- Exercise description
Your answer consists of the lines in the data that contain "explain". Copy each of them.

━━ Study material

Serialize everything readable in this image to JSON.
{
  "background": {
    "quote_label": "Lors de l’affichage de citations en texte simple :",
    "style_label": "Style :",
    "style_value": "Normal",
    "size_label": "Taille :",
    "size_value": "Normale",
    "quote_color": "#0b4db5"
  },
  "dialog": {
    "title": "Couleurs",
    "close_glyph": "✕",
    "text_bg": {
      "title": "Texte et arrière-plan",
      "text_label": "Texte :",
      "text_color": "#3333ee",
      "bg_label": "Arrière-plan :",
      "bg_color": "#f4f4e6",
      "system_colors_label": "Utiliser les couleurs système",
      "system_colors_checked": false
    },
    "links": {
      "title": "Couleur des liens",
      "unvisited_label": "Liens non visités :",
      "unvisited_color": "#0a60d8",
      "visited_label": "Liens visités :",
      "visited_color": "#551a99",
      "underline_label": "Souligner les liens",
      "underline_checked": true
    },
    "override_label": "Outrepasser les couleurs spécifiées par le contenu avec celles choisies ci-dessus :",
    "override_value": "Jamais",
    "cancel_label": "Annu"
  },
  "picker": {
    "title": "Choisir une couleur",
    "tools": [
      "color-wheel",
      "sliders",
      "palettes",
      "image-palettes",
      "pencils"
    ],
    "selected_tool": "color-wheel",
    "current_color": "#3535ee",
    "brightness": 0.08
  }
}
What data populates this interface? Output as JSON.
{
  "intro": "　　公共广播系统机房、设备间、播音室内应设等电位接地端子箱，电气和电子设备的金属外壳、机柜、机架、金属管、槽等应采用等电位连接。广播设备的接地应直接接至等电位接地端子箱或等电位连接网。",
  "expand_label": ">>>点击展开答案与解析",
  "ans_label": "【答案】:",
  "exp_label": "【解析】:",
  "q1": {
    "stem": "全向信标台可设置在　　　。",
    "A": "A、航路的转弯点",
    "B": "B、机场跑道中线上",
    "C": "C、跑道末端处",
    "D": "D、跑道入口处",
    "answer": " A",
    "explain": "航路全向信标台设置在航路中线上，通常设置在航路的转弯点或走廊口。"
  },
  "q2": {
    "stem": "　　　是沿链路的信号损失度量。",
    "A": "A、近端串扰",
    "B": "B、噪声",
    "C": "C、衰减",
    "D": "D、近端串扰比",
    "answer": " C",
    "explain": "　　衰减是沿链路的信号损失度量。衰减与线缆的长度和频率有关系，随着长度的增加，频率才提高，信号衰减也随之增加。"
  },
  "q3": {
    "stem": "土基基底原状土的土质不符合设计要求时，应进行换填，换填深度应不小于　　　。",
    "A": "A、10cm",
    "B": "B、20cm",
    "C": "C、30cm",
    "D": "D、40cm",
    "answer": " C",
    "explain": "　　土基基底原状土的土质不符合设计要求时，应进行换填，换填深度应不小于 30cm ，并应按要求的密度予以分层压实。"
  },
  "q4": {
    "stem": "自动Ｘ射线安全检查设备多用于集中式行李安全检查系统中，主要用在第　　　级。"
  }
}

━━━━

- Answer to this exercise
    "explain": "航路全向信标台设置在航路中线上，通常设置在航路的转弯点或走廊口。"
    "explain": "　　衰减是沿链路的信号损失度量。衰减与线缆的长度和频率有关系，随着长度的增加，频率才提高，信号衰减也随之增加。"
    "explain": "　　土基基底原状土的土质不符合设计要求时，应进行换填，换填深度应不小于 30cm ，并应按要求的密度予以分层压实。"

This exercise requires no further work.